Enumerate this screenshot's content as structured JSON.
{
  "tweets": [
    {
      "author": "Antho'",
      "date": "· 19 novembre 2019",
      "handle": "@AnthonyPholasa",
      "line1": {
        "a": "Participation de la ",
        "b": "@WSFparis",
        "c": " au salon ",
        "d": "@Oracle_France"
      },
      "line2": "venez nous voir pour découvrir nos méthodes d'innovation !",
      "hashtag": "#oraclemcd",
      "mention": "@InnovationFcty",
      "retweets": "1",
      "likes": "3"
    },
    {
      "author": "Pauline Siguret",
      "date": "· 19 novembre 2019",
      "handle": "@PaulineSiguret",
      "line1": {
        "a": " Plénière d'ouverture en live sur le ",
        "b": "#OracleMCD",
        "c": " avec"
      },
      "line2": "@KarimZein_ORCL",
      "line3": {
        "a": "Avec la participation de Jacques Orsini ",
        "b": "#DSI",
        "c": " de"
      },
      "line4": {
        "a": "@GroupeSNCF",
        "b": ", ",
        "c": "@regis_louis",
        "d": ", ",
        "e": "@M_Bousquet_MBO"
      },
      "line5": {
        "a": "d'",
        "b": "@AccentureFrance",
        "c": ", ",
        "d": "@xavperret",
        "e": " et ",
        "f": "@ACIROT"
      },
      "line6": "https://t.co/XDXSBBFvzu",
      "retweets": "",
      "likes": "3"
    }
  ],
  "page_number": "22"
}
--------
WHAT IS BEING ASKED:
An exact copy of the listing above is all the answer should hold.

YOUR SOLUTION:
Enumerate this screenshot's content as structured JSON.
{
  "tweets": [
    {
      "author": "Antho'",
      "date": "· 19 novembre 2019",
      "handle": "@AnthonyPholasa",
      "line1": {
        "a": "Participation de la ",
        "b": "@WSFparis",
        "c": " au salon ",
        "d": "@Oracle_France"
      },
      "line2": "venez nous voir pour découvrir nos méthodes d'innovation !",
      "hashtag": "#oraclemcd",
      "mention": "@InnovationFcty",
      "retweets": "1",
      "likes": "3"
    },
    {
      "author": "Pauline Siguret",
      "date": "· 19 novembre 2019",
      "handle": "@PaulineSiguret",
      "line1": {
        "a": " Plénière d'ouverture en live sur le ",
        "b": "#OracleMCD",
        "c": " avec"
      },
      "line2": "@KarimZein_ORCL",
      "line3": {
        "a": "Avec la participation de Jacques Orsini ",
        "b": "#DSI",
        "c": " de"
      },
      "line4": {
        "a": "@GroupeSNCF",
        "b": ", ",
        "c": "@regis_louis",
        "d": ", ",
        "e": "@M_Bousquet_MBO"
      },
      "line5": {
        "a": "d'",
        "b": "@AccentureFrance",
        "c": ", ",
        "d": "@xavperret",
        "e": " et ",
        "f": "@ACIROT"
      },
      "line6": "https://t.co/XDXSBBFvzu",
      "retweets": "",
      "likes": "3"
    }
  ],
  "page_number": "22"
}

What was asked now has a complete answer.